* [RECORD EXCERPTS]:
▼▼▼
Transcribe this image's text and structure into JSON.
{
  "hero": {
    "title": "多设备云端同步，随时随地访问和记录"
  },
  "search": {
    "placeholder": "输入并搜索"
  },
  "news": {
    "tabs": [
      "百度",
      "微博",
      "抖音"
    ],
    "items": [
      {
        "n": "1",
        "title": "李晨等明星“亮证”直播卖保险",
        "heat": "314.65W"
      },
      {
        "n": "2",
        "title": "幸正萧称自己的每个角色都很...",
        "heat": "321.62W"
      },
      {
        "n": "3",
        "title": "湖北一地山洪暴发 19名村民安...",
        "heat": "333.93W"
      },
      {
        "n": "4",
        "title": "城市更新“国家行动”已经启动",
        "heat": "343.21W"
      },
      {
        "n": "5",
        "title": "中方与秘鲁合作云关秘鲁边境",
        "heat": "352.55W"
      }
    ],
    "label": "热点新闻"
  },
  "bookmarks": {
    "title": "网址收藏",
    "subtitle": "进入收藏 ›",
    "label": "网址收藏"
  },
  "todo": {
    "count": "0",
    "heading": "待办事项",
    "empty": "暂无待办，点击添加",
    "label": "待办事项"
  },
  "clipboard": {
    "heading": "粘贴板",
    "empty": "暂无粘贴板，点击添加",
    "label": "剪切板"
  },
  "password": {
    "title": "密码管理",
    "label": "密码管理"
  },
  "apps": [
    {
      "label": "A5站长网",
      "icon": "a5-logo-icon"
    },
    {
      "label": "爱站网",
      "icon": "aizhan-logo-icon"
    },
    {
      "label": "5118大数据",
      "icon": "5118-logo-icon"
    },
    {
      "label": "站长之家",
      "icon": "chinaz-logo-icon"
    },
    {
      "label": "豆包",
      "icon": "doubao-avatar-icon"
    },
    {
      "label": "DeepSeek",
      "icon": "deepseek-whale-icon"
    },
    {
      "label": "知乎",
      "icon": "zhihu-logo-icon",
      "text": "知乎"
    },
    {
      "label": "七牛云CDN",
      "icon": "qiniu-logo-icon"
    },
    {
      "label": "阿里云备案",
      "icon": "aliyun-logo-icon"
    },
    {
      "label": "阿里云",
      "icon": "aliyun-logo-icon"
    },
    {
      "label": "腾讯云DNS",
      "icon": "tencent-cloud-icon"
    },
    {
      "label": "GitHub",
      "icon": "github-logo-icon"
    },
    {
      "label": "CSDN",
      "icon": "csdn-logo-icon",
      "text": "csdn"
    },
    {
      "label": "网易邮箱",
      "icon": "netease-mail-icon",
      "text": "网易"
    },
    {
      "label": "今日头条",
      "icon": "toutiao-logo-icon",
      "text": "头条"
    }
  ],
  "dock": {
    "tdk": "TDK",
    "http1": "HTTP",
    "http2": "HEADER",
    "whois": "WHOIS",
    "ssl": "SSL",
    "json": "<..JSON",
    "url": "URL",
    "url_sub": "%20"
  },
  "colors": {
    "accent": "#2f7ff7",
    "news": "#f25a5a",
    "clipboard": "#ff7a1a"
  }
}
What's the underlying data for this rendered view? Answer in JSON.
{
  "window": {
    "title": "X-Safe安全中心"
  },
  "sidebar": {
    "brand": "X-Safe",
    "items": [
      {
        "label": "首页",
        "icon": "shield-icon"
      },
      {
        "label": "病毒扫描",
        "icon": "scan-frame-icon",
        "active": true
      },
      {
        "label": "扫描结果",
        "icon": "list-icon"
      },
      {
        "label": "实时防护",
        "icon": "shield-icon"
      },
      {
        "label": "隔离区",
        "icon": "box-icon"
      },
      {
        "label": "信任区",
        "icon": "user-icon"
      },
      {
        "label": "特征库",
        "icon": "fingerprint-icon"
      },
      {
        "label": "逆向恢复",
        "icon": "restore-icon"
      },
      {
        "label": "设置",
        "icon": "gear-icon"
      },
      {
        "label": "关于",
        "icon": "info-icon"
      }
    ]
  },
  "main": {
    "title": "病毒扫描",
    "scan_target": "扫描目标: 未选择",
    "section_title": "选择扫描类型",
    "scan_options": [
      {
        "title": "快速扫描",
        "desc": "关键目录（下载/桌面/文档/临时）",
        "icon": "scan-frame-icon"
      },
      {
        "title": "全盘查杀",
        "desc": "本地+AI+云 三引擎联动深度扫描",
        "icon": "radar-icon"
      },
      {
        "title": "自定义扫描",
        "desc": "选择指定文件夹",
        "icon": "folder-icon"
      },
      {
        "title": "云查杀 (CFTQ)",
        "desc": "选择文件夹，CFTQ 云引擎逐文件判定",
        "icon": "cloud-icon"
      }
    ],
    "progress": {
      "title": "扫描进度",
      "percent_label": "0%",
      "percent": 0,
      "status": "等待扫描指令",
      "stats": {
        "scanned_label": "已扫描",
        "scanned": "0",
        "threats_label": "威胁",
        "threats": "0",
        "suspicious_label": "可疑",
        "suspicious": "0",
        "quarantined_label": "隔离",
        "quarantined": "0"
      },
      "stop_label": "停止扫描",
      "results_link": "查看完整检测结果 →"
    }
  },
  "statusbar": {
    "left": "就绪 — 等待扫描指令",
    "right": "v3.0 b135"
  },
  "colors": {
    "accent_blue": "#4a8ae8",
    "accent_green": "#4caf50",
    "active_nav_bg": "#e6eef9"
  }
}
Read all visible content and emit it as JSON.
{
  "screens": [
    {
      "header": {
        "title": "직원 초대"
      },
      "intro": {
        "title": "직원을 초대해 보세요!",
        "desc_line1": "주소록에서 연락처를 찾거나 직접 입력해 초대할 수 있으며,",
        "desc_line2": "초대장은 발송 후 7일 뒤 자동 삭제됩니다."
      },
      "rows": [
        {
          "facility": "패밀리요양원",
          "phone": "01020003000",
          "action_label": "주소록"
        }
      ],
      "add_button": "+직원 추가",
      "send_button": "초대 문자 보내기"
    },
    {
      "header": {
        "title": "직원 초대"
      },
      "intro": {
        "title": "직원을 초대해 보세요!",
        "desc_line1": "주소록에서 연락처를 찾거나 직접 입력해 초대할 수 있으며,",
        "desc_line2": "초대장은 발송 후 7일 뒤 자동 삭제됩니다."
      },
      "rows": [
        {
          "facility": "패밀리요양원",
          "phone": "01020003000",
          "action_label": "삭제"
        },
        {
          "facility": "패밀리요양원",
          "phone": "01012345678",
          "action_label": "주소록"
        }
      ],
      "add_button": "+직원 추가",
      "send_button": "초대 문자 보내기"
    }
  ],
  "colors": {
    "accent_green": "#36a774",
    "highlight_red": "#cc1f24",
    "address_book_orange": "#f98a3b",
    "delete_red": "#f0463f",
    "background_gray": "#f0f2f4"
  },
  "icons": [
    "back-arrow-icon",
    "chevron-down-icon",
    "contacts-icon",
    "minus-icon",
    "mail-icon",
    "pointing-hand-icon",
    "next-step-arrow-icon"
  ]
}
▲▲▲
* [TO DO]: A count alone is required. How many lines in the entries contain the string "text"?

* [REPLY]: 5